As fans wait to see whether ICC deems the Motera pitch ‘poor’ or not, it is a good time to look back at some recent instances when Indian pitches came under the scanner.
1) MCA Stadium, Pune 2017 (India vs Australia, 1st Test)
The first match of the 2017 series between India and Australia was over in 3 days as the hosts’ decision to dish out a dustbowl backfired. While Indian spinners were expertly negotiated by Steve Smith and co., Kohli’s men were undone in both the innings by Aussie tweaker Steve O’Keefe’s record match-haul of 12/70 (6/35 and 6/35).
India only managed to score 212 runs in the match for the loss of 20 wickets and ended up being humbled by 333 runs. To make matters worse, match referee Chris Broad rated the Pune pitch as poor due to the loose soil at both ends which led to deliveries spinning and exploding off the surface from the beginning of the match.
2) VCA Stadium, Nagpur 2015 (India vs South Africa, 3rd Test)
Match referee Jeff Crowe wasn’t too pleased with the surface prepared for the third Test between India and South Africa. The Nagpur pitch offered excessive turn and uneven bounce thoughout the match as South African batsmen were all out for 79 runs in the first innings.
While India won the match by 124 runs inside 3 days thanks to Ravichandran Ashwin’s 12-wicket match haul, the Nagpur pitch was rated poor by Crowe.
3) Feroz Shah Kotla Stadium, Delhi 2009 (India vs Sri Lanka, 5th ODI)
Doing the pitch report ahead of the 5th ODI between India and Sri Lanka, the Feroz Shah Kotla strip in 2009, was described by Sunil Gavaskar as “a hair transplant with bald patches” due to its uneven sprinkling of grass.
The poor Lankan batsmen were at the receiving end of some nasty blows as some deliveries pitched on the same spot bounced and seamed while the other kept alarmingly low. The umpires had seen enough by the 23rd over of the innings and thankfully called off the match, terming the pitch as “dangerous”.
Following an investigation by the ICC, the Feroz Shah Kotla pitch was rated as ‘unfit’ and the ground was banned from hosting international cricket for a period of one year.
4) Green Park Stadium, Kanpur 2008 (India vs South Africa, 3rd Test)
Coming into the the last Test of the series 1-0 down, India decided to prepare an under-prepared track at Kanpur to unsettle the South Africans.
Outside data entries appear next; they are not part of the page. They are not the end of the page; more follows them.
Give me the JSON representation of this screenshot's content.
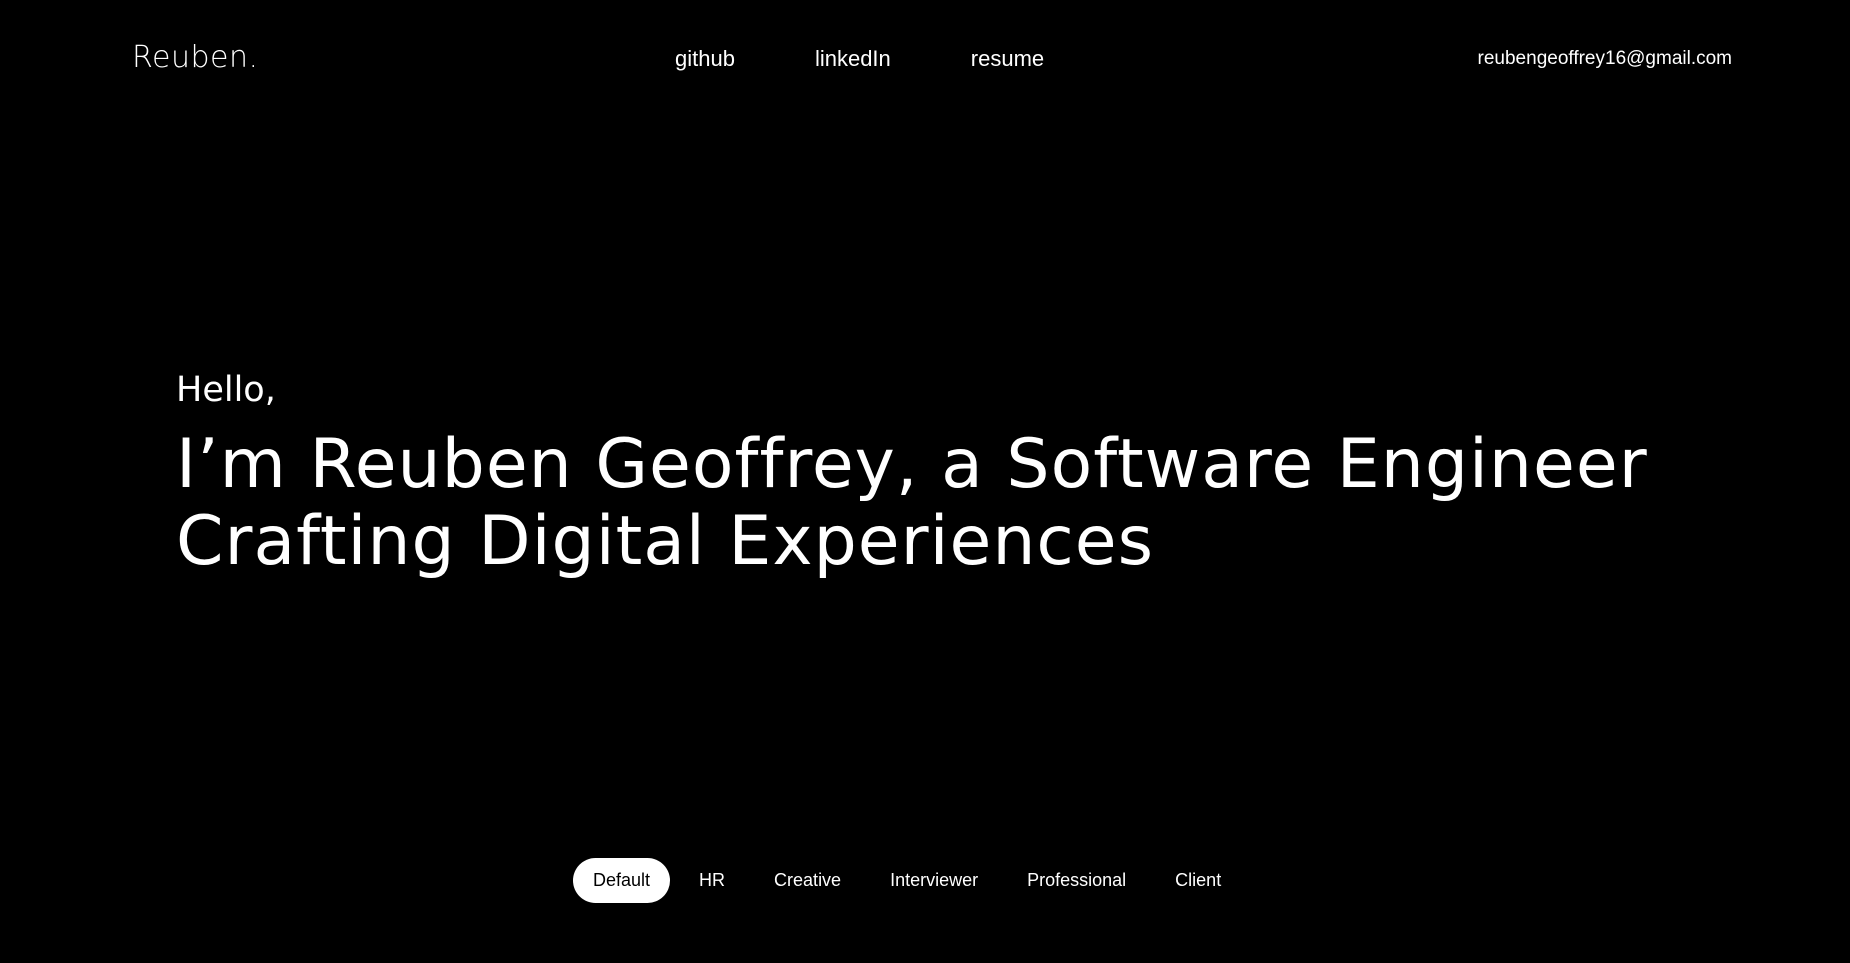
{
  "header": {
    "logo": "Reuben.",
    "nav": {
      "github": "github",
      "linkedin": "linkedIn",
      "resume": "resume"
    },
    "email": "reubengeoffrey16@gmail.com"
  },
  "hero": {
    "greeting": "Hello,",
    "headline_line1": "I’m Reuben Geoffrey, a Software Engineer",
    "headline_line2": "Crafting Digital Experiences"
  },
  "persona_switch": {
    "selected": "Default",
    "options": [
      "Default",
      "HR",
      "Creative",
      "Interviewer",
      "Professional",
      "Client"
    ]
  },
  "colors": {
    "background": "#000000",
    "text": "#ffffff",
    "active_pill_bg": "#ffffff",
    "active_pill_text": "#000000"
  }
}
Visiting coach Mickey Arthur called it a “poor cricket wicket” as India squared the 3-match series, winning by 8 wickets inside three days.
The pitch at Kanpur had started crumbling halfway through the first session of the match and predictably, the match referee rated it as poor due to its dryness and unvariable bounce.
5) Wankhede Stadium, Mumbai 2004 (India vs Australia, 4th Test)
Having already lost the series, India eked out a consolation 13-run win in just over 2 days at the Wankhede, thanks to their spinners wreaking havoc to dismiss the Aussies for a shocking 93 runs in the 4th innings. This was also the match where Michael Clarke recorded the famous figures of 6/9 with his part time left-arm spin.
However, the visitors were not pleased with the square-turner with captain Ricky Ponting leading the chorus and saying “It was nowhere near a Test wicket.” But most of the experts concurred that it was shocking batting rather than a shocking pitch which led to the Australian collapse.